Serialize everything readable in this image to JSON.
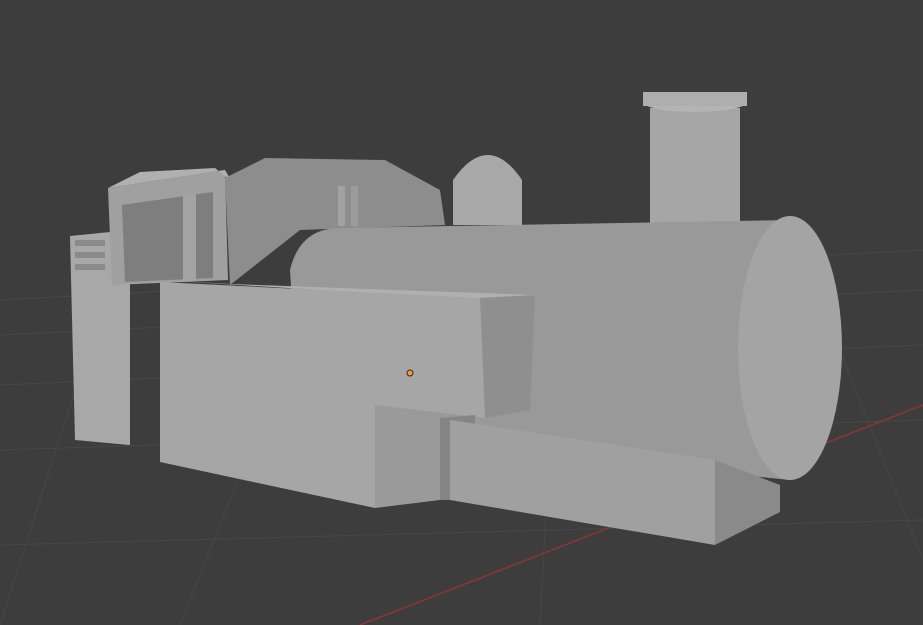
{
  "viewport": {
    "background": "#3d3d3d",
    "grid_color": "#4a4a4a",
    "x_axis_color": "#9a3a3a",
    "origin_color": "#ff9a1f"
  },
  "model": {
    "base_color": "#9e9e9e",
    "light_color": "#b4b4b4",
    "dark_color": "#7c7c7c",
    "edge_color": "#8a8a8a"
  },
  "icons": {
    "origin": "origin-dot-icon"
  }
}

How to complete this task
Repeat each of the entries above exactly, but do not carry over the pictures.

Response area
Serialize everything readable in this image to JSON.
{
  "viewport": {
    "background": "#3d3d3d",
    "grid_color": "#4a4a4a",
    "x_axis_color": "#9a3a3a",
    "origin_color": "#ff9a1f"
  },
  "model": {
    "base_color": "#9e9e9e",
    "light_color": "#b4b4b4",
    "dark_color": "#7c7c7c",
    "edge_color": "#8a8a8a"
  },
  "icons": {
    "origin": "origin-dot-icon"
  }
}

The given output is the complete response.